Skip to main content
Edward Flagg
Department of Physics and Astronomy

Stages of a Research Project

A research project will progress through many stages from its conception through publishing the results. Below is a mostly ordered list of the stages of an experimental research project in our laboratory. Sometimes these stages will be done in a different order, or they may repeat, or they may blend into one another. Different fields of physics and different types of research (i.e., computational or theoretical) will likely have a different order or different stages. If you are part of our research group, you can use the outline below to evaluate and plan your projects. 

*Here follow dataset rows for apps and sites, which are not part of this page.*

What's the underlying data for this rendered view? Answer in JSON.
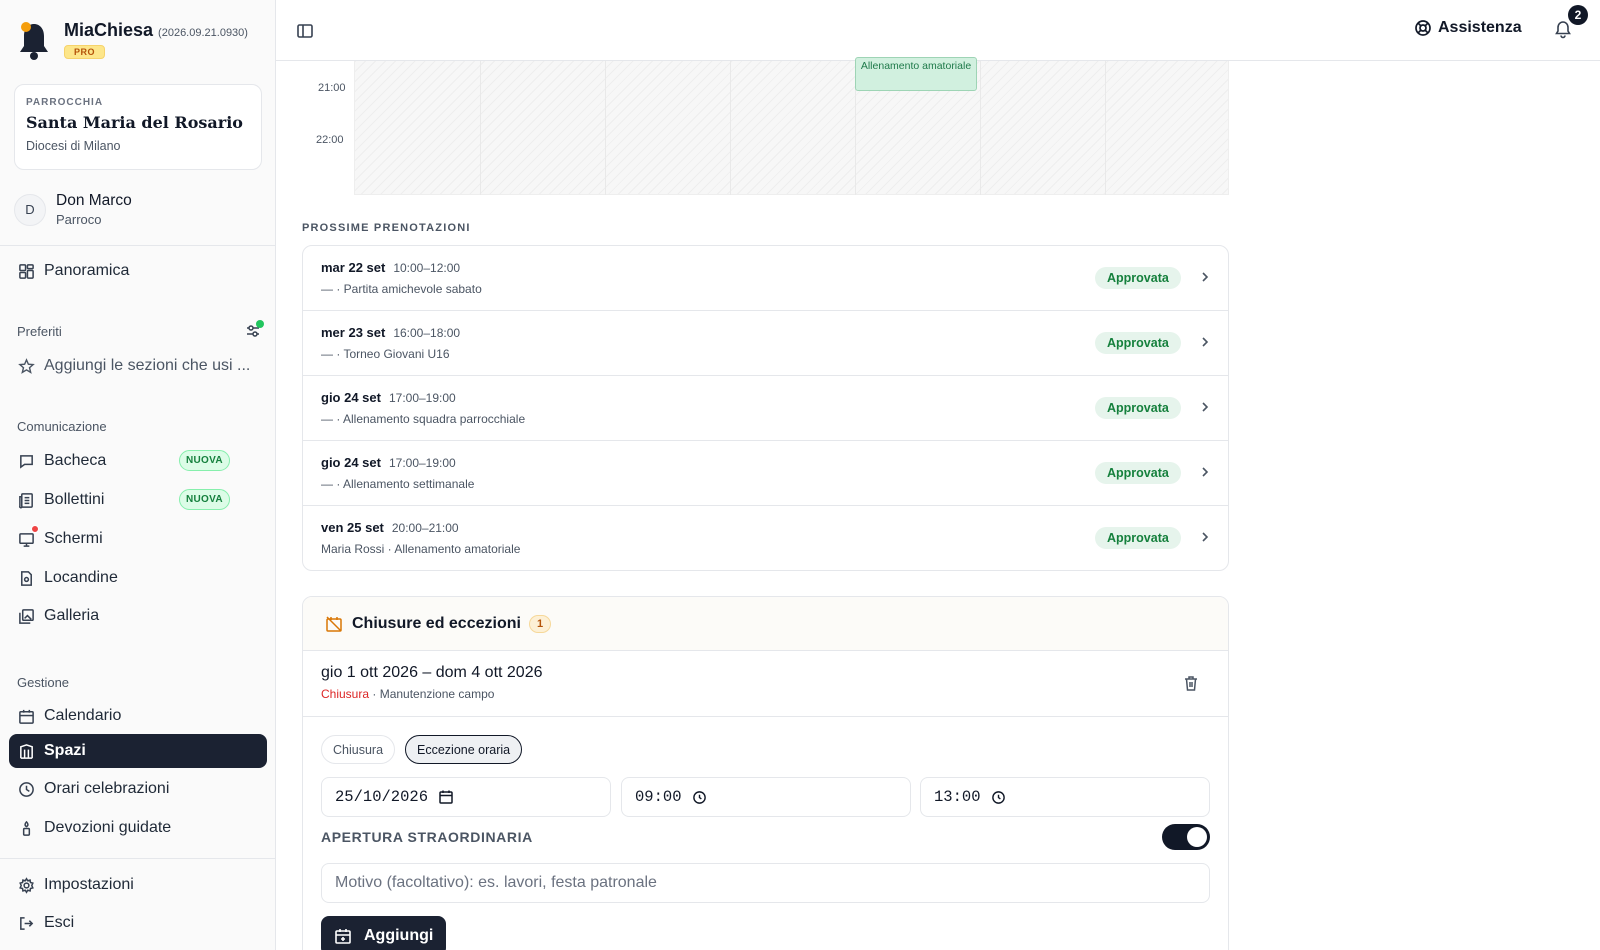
{
  "app": {
    "name": "MiaChiesa",
    "version": "(2026.09.21.0930)",
    "plan_badge": "PRO"
  },
  "parish": {
    "kicker": "PARROCCHIA",
    "name": "Santa Maria del Rosario",
    "diocese": "Diocesi di Milano"
  },
  "user": {
    "initial": "D",
    "name": "Don Marco",
    "role": "Parroco"
  },
  "sidebar": {
    "overview": "Panoramica",
    "favorites_label": "Preferiti",
    "favorites_placeholder": "Aggiungi le sezioni che usi ...",
    "communication_label": "Comunicazione",
    "communication": [
      {
        "label": "Bacheca",
        "badge": "NUOVA"
      },
      {
        "label": "Bollettini",
        "badge": "NUOVA"
      },
      {
        "label": "Schermi"
      },
      {
        "label": "Locandine"
      },
      {
        "label": "Galleria"
      }
    ],
    "management_label": "Gestione",
    "management": [
      {
        "label": "Calendario"
      },
      {
        "label": "Spazi"
      },
      {
        "label": "Orari celebrazioni"
      },
      {
        "label": "Devozioni guidate"
      }
    ],
    "settings": "Impostazioni",
    "logout": "Esci"
  },
  "topbar": {
    "help_label": "Assistenza",
    "notification_count": "2"
  },
  "calendar": {
    "times": [
      "21:00",
      "22:00"
    ],
    "event_label": "Allenamento amatoriale"
  },
  "bookings": {
    "section_title": "PROSSIME PRENOTAZIONI",
    "items": [
      {
        "date": "mar 22 set",
        "time": "10:00–12:00",
        "desc": "— · Partita amichevole sabato",
        "status": "Approvata"
      },
      {
        "date": "mer 23 set",
        "time": "16:00–18:00",
        "desc": "— · Torneo Giovani U16",
        "status": "Approvata"
      },
      {
        "date": "gio 24 set",
        "time": "17:00–19:00",
        "desc": "— · Allenamento squadra parrocchiale",
        "status": "Approvata"
      },
      {
        "date": "gio 24 set",
        "time": "17:00–19:00",
        "desc": "— · Allenamento settimanale",
        "status": "Approvata"
      },
      {
        "date": "ven 25 set",
        "time": "20:00–21:00",
        "desc": "Maria Rossi · Allenamento amatoriale",
        "status": "Approvata"
      }
    ]
  },
  "closures": {
    "title": "Chiusure ed eccezioni",
    "count": "1",
    "item": {
      "range": "gio 1 ott 2026 – dom 4 ott 2026",
      "kind": "Chiusura",
      "reason": " · Manutenzione campo"
    },
    "form": {
      "type_options": [
        "Chiusura",
        "Eccezione oraria"
      ],
      "selected_type": "Eccezione oraria",
      "date_value": "25/10/2026",
      "start_time": "09:00",
      "end_time": "13:00",
      "extraordinary_label": "APERTURA STRAORDINARIA",
      "extraordinary_on": true,
      "reason_placeholder": "Motivo (facoltativo): es. lavori, festa patronale",
      "submit_label": "Aggiungi"
    }
  }
}
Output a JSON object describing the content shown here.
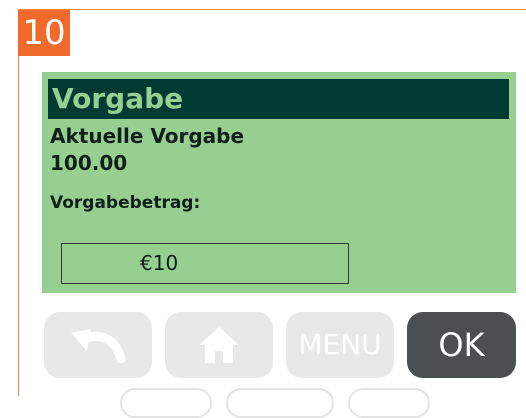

  1. Conception/inspiration
  2. Development/feasibility study
    1. Literature review
    2. Simulations
  3. Experimental design: Outline both the measurements to be done and the equipment that is necessary to do them.
  4. Experimental setup, calibration, tests, troubleshooting: Construct and arrange the experimental equipment to do the planned measurements. This can take the majority of the time spent on an experiment.
  5. Preliminary steps
    1. Preliminary experimental measurements: Figure out how to do the measurements. This may require going back to steps 3 and 4 a few times.
    2. Preliminary data analysis: Figure out how to analyze the raw data. This may require going back to steps 3 and 4 a few times.
    3. Preliminary writing, essay-style: Start writing the paper because "writing is thinking". This is a first attempt at explaining the experiment and results. Use it to see what is missing, what additional data to take, and what additional analyses to do. This should continue throughout the rest of the project.
  6. Pipeline development: This is an outgrowth of the preliminary steps above.
    1. Experimental pipeline development: We often need to take all our data from one quantum dot (QD), and a given QD can't be easily re-found if the sample is changed. The experimental pipeline is an efficient method to collect all the data in a short amount of time. It takes time and effort to develop the procedures and programs to enable that.
    2. Raw data analysis pipeline development: To ensure the data being collected is valid, it needs to be analyzed immediately so a human can evaluate it for validity. The analysis pipeline is code that raw data can be put through immediately after collection, and which produces plots and figures that enable human evaluation. Similar to the experimental pipeline, it takes time and effort to develop the analysis method and code for this task.
  7. Experimental measurements directly into raw data analysis pipeline: This is when the data that will be used in the final analysis is recorded. This setup can take very little time if the experimental and analysis pipelines are well functioning. If the pipelines are not well functioning, then this step might be performed incorrectly and need to be repeated after redevelopment of the pipelines.
  8. Analysis of processed data: If the preliminary writing and data analysis were done well, then this step can be straightforward. If it is not straightforward, then we may need to return to the preliminary steps again.
  9. Writing: The order of writing is different from the order of the eventual paper. The order below starts with the easiest parts to write and ends with the hardest.
    1. Experimental setup/methods: Equipment (figures); kinds of measurements (archetypal examples); data analysis methods. As the graduate student who did the experiment, this section is the easiest to write because you just describe what you did.
    2. Data presentation/analysis: It is sometimes necessary to present all of the raw data, but sometimes the archetypal examples in the previous section are sufficient.
    3. Results and discussion: Plots and models of information extracted from raw data. This includes analysis of processed data.
    4. Conclusions: (Re)State main results and explanation. Describe how this fulfills the knowledge gap (see below) and enables useful and/or interesting things (outlook and future directions).
    5. Here we show: Summary of experiment. Preview of conclusions.
    6. Motivation and introduction: Why do this? Why is it interesting/useful? Describe the state of the field. Set up and describe the "gap in knowledge" that your work fills.
    7. Abstract: ("to draw out from") Take out the most essential parts of the manuscript.
    8. Reorder sections: The sections above are presented in the final manuscript in a different order than they are written: (1) abstract, (2) motivation and intro, (3) here we show, (4) experimental setup/methods, (5) data presentation and analysis, (6) results and discussion, (7) conclusions.
  10. Submission